Hopefully this serves as a model for future experimentation. How many people would be willing to pay $25,000 for 10 weeks of entrepreneurship education? Any takers? What if it were arranged by KKR or another Sand Hill Road venture capital firm in conjunction with Stanford? Since venture capitalists don't seem to be doing any IPOs these days, this might not be a bad option.

Could you imagine being taught how to prepare a business plan by a venture capitalist? Or learning about growth theory from Paul Romer? The possibilities quickly boggle the mind. How about a program focused on social entrepreneurship taught by academics and experts like Bill Drayton? So much potential and we're only seeing the very beginning of what promises to be an exciting series of innovations in education.

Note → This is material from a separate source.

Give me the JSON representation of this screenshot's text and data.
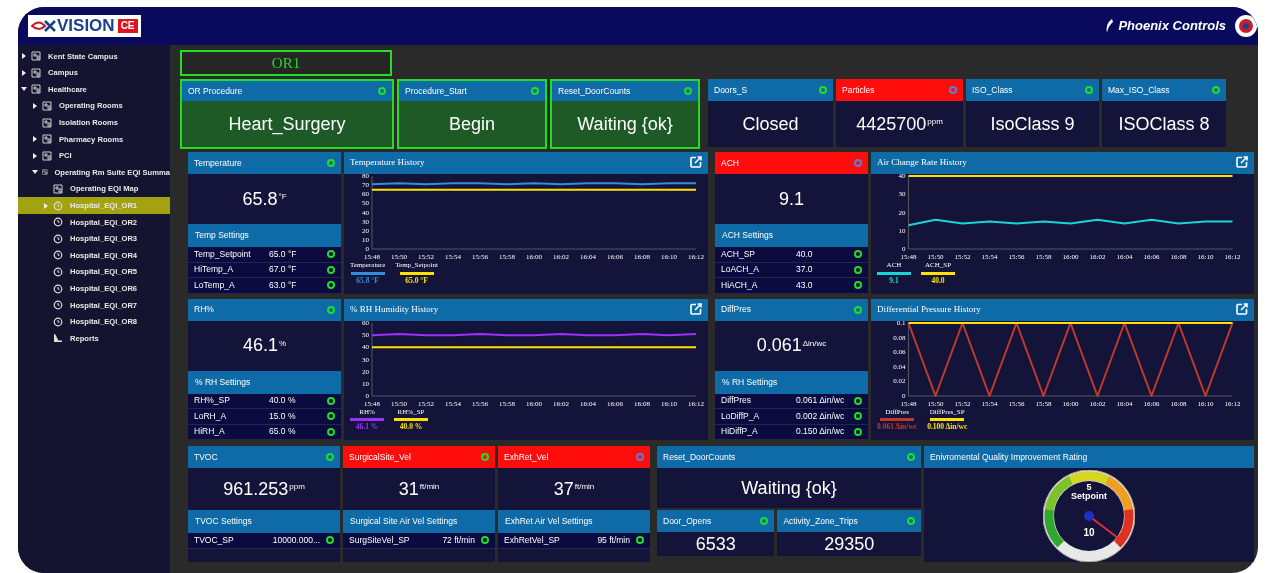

A New Beginning

As part of the President's speech in the Middle East, he discussed the role of science and technology and of entrepreneurship and social entrepreneurs:
On economic development, we will create a new corps of business volunteers to partner with counterparts in Muslim-majority countries. And I will host a Summit on Entrepreneurship this year to identify how we can deepen ties between business leaders, foundations and social entrepreneurs in the United States and Muslim communities around the world.

On science and technology, we will launch a new fund to support technological development in Muslim-majority countries, and to help transfer ideas to the marketplace so they can create jobs. We will open centers of scientific excellence in Africa, the Middle East and Southeast Asia, and appoint new Science Envoys to collaborate on programs that develop new sources of energy, create green jobs, digitize records, clean water, and grow new crops. And today I am announcing a new global effort with the Organization of the Islamic Conference to eradicate polio. And we will also expand partnerships with Muslim communities to promote child and maternal health.
Innovations had a case study of an Egyptian social entrepreneursip venture (Sekem) earlier, but in general there are not a lot of organizations that really fit this mold (see this special issue of Innovations focusing on the Middle East). Perhaps a partnership will help. We will have to follow these initiatives closely.

In case you haven't seen the speech or read the text:

Fewer Placements in Finance

Via Greg Mankiw, fewer Harvard seniors heading out to finance and consulting careers and are instead looking towards non-profit and public service oriented careers (the Crimson):
More seniors indicated that they would be working in the fields of education and health care. The large increase in the number of seniors entering education—from 10 percent to 15 percent in the past year—likely reflects the popularity of programs like Teach for America, which received applications from a record-setting 14 percent of Harvard seniors, according to data released by the organization. Similarly, the number of people entering health care doubled, rising from 6 percent last year to 12 percent this year.

[...] When asked what career they would choose if finances were not a concern, a plurality of Harvard seniors chose the arts, with 16 percent indicating it as their “dream” field. Similarly large numbers of students chose public service (12.5) and education (12), while finance and consulting trailed with five percent each.

Wednesday, June 3, 2009

Creative Destruction

This was too great to pass up. Flickr photo from misanthropicnic used under CC license.

Tuesday, June 2, 2009

The Social Value of Microsoft

We talked about an earlier version of this paper a while back, so now it is good to see that GMU Professor Zoltan Acs and PhD student Joseph Sany have published “The Cases of Muhammad Yunus, Grameen Bank and Bill Gates, Microsoft” in the book Measuring the Social Value of Innovation, volume 19 of the Advances in the Study of Entrepreneurship, Innovation, and Economic Growth series, edited by Gary D. Libecap.

Monday, June 1, 2009

Talk About Well Deserved

At Yale University's commencement services this week, Ashoka founder and creator Bill Drayton was awarded an Honorary Doctor of Humane Letters, an honor that he shares with previous recipients Steven Spielberg, Cole Porter and Robert Frost to name a few.
From the newly redesigned Changemakers site. Beyond being a recognition of his career's work, this is also a recognition of the growing importance of social entrepreneurs.